For many, estate planning consists of preparing a last will and testament to help family or friends after death. These plans usually go over existing assets and how to properly dispose of them. In most cases the possibility of injury or illness that leads to permanent incapacitation or long term disability is never considered.
When beginning the process of estate planning it is important that plans are made for business matters to be handled if an individual becomes sick or is otherwise unable to handle their affairs. It is not unusual for someone to need their estate managed while they are still living and the preparation should be made during estate planning. One of the first things that should be acquired is a power of attorney.
In the state of Delaware individuals can obtain a durable power of attorney, which allows a specific individual to manage assets if you are living but unable to manage them. Planning for a power of attorney while making arrangements for the estate is usually convenient since estate planning is the time for deciding who among your friends and family are trustworthy enough to manage your affairs. The person should be someone that you can trust with all of your property and money.
The person who is chosen will have the authority to manage and/or transfer all of your assets. These assets can include cash in bank accounts, homes, and even vehicles. A durable power of attorney should also give the chosen individual the power to contact the IRS on your behalf and also create, or make changes to, trusts.
In addition to a durable power of attorney individuals starting the estate planning process in Delaware should obtain a durable power of attorney for health care. This power of attorney is limited to health care matters. A person who holds this power of attorney can make decisions regarding all medical treatment on your behalf if you are unable to. This includes refusing medical treatment.
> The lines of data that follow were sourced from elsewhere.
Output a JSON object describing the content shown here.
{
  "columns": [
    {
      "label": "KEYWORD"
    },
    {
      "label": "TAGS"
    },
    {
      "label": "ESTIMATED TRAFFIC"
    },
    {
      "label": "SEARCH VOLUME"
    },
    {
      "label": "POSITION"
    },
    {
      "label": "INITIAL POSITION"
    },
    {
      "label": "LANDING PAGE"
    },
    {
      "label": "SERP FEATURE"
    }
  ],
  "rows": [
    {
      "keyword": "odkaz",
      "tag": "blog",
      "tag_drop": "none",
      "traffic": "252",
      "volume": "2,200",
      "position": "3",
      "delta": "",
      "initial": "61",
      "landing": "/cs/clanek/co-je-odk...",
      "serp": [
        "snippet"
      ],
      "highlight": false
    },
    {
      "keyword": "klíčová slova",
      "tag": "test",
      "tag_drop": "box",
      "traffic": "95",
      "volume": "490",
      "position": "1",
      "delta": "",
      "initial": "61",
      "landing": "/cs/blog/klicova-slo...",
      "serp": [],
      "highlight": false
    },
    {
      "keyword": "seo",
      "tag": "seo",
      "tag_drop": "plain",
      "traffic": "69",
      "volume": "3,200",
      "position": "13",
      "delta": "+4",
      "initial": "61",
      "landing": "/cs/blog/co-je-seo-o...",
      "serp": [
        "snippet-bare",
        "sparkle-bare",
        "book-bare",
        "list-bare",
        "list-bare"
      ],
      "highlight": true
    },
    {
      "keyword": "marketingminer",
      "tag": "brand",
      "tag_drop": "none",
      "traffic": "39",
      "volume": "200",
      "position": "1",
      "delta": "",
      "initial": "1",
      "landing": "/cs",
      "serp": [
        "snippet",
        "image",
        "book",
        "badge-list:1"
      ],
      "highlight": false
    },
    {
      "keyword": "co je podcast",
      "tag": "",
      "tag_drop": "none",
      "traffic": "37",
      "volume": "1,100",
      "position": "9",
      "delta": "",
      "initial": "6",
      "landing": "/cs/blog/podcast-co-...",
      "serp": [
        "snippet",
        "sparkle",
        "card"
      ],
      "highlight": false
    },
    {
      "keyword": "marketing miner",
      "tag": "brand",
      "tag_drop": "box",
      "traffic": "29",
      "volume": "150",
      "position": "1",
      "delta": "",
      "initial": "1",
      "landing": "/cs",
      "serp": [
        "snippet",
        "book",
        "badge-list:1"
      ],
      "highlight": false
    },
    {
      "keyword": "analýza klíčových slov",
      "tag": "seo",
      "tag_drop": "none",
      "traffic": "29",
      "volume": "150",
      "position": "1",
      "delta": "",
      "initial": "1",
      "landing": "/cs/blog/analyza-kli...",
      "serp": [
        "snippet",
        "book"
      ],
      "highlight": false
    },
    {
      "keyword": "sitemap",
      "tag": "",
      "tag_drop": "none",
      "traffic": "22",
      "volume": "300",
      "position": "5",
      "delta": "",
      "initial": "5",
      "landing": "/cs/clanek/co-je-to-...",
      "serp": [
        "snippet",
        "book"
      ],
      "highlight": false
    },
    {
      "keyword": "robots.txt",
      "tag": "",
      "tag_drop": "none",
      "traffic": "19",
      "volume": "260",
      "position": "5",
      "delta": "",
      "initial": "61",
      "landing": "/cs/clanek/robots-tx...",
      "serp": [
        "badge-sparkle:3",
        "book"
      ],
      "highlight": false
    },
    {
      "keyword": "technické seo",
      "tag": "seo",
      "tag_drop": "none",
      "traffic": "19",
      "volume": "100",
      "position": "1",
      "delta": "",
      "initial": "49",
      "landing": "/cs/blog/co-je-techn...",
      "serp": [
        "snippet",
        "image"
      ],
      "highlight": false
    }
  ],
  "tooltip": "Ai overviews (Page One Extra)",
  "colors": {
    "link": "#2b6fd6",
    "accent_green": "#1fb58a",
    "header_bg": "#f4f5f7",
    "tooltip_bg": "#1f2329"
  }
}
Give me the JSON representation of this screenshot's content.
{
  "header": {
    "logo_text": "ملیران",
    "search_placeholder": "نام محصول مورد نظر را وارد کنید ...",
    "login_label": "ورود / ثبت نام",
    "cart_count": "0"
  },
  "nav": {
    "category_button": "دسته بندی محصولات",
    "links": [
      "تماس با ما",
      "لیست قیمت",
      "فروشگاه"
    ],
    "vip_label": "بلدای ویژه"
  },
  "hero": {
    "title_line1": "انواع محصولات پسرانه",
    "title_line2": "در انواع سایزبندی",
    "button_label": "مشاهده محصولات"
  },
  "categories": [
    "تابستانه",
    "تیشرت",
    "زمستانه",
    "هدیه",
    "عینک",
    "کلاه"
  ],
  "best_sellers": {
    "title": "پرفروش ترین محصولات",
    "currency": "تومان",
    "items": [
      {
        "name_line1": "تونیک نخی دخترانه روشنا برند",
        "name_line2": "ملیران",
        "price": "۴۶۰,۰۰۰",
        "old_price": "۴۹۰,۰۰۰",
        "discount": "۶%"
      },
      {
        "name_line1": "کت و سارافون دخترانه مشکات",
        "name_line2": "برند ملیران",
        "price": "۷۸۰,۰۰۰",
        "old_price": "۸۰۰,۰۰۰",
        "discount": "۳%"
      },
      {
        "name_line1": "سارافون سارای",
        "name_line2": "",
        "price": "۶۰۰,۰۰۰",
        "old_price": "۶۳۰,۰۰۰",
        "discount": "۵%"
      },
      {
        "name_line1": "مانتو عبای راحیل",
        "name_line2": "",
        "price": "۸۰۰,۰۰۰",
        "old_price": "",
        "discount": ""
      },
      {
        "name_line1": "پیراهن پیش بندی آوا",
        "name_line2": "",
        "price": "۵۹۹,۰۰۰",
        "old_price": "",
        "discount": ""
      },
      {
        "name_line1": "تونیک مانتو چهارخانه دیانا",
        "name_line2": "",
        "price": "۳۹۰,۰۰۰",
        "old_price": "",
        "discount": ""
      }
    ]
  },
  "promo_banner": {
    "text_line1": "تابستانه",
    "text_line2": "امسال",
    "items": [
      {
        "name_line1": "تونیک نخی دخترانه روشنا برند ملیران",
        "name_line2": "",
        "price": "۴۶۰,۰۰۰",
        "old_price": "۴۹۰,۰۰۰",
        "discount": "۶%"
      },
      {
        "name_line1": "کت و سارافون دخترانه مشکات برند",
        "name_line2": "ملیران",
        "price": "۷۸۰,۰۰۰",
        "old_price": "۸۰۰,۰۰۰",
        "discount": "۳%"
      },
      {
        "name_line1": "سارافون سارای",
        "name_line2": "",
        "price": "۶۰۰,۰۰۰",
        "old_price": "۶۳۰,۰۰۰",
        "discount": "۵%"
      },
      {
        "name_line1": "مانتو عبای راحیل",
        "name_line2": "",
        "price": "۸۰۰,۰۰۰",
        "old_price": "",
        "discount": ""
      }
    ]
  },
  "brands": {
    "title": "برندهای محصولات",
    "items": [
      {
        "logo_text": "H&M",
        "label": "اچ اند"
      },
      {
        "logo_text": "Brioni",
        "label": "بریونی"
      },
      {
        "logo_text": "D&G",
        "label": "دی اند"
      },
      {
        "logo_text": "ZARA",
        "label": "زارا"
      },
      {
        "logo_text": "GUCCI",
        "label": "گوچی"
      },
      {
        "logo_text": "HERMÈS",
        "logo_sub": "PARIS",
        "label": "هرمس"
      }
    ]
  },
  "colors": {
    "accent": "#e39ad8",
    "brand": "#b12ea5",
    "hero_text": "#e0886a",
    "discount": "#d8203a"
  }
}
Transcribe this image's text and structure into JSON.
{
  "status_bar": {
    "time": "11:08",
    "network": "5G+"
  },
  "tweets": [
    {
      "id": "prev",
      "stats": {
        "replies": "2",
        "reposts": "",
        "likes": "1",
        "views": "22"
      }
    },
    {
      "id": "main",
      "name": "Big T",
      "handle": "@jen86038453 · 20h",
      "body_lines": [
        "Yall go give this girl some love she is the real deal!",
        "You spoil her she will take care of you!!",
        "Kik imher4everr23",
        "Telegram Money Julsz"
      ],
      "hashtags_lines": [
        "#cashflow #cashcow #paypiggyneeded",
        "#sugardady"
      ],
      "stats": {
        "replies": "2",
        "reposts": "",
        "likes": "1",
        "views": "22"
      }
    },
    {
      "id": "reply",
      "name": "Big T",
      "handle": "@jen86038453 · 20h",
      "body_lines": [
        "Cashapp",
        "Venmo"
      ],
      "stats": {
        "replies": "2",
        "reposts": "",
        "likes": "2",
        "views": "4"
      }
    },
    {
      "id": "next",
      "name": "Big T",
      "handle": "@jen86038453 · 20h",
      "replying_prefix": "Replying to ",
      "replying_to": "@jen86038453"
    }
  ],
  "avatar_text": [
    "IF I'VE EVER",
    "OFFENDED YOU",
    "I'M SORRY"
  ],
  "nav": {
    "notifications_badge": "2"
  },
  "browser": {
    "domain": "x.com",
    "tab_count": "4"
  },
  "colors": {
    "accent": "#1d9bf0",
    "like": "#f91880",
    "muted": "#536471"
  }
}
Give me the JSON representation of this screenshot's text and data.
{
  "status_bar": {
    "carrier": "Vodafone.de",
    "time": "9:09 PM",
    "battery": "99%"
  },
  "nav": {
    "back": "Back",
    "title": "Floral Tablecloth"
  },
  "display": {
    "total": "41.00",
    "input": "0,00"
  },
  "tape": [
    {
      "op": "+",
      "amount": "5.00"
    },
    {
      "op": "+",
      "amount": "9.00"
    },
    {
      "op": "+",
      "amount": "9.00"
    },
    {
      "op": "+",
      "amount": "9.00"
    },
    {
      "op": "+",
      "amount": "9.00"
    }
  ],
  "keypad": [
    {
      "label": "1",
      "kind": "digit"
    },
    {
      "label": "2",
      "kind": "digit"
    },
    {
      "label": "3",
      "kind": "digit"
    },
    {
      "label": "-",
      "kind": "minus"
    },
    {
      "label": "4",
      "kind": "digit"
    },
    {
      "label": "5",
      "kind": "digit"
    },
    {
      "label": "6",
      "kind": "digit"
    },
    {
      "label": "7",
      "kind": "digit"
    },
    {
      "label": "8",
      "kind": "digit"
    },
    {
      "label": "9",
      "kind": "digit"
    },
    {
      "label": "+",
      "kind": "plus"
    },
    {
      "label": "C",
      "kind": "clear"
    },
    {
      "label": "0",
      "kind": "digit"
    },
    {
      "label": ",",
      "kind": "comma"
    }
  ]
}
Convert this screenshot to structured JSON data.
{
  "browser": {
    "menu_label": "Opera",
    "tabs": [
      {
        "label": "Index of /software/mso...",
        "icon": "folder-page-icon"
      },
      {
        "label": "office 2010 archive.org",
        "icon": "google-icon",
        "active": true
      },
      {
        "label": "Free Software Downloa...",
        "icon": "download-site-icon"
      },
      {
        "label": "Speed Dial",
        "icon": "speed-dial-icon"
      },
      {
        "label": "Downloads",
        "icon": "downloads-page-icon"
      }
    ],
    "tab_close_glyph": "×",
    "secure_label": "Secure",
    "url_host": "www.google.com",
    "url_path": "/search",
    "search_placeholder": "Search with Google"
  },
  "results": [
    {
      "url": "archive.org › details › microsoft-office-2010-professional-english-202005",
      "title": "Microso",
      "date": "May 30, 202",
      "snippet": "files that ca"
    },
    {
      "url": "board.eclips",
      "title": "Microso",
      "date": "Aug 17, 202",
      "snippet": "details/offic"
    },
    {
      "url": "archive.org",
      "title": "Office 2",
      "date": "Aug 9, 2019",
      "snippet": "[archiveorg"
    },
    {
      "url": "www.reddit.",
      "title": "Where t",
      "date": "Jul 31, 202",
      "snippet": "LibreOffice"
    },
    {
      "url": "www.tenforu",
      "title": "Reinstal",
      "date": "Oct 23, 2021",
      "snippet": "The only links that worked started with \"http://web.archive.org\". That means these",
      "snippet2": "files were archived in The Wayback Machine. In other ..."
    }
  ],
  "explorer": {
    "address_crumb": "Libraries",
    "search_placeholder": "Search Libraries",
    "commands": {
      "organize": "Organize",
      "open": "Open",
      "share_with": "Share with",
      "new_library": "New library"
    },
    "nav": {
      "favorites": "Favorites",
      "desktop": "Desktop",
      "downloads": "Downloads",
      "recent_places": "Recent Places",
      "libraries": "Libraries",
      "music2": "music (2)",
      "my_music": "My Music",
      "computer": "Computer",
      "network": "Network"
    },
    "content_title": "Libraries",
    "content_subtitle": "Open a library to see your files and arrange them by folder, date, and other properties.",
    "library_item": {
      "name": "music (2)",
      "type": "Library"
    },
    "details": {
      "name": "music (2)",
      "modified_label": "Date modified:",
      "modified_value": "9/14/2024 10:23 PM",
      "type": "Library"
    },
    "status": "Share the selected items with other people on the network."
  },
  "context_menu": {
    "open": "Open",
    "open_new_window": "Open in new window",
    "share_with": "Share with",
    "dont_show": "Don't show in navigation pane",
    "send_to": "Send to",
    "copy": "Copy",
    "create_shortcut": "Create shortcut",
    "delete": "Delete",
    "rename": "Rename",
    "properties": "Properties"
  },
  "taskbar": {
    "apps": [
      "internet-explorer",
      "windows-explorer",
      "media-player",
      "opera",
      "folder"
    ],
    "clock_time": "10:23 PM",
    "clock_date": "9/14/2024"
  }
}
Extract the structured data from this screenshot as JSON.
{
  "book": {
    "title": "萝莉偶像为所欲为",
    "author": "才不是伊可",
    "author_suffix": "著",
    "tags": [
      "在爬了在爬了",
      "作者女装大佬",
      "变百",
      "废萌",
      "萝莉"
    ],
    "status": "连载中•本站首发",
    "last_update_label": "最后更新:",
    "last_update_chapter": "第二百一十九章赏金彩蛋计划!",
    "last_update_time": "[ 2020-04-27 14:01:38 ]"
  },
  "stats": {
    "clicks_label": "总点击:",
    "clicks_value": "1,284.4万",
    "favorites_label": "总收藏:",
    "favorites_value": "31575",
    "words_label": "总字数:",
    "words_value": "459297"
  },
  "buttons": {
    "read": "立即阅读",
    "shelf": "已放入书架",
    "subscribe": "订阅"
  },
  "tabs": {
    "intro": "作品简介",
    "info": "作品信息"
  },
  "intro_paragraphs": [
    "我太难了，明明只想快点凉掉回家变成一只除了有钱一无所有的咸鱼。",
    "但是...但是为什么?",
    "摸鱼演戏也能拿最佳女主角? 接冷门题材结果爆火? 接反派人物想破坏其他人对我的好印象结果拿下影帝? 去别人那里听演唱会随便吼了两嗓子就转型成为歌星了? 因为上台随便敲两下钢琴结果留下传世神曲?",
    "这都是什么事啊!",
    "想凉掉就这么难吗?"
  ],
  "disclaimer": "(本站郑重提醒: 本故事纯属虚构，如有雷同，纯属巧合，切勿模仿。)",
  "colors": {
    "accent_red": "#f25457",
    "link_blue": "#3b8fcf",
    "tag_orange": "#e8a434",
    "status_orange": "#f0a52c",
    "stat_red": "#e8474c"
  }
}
Even after establishing powers of attorney and preparing a will an individual involved in estate planning might want to consider obtaining a revocable living trust. These trusts can be used in Delaware in all situations that involve assets with titles or deeds. Using a revocable living trust will help avoid dealing with probate making it possible to appoint heirs for property that involves titles without going to a probate lawyer.
Whether obtaining a power of attorney or establishing a revocable living trust communication is extremely important. Anyone chosen to act in on your behalf should be aware of your medical and financial background. In order to always act in your best interest these people must always remain current on your health, financial decisions, and personal beliefs.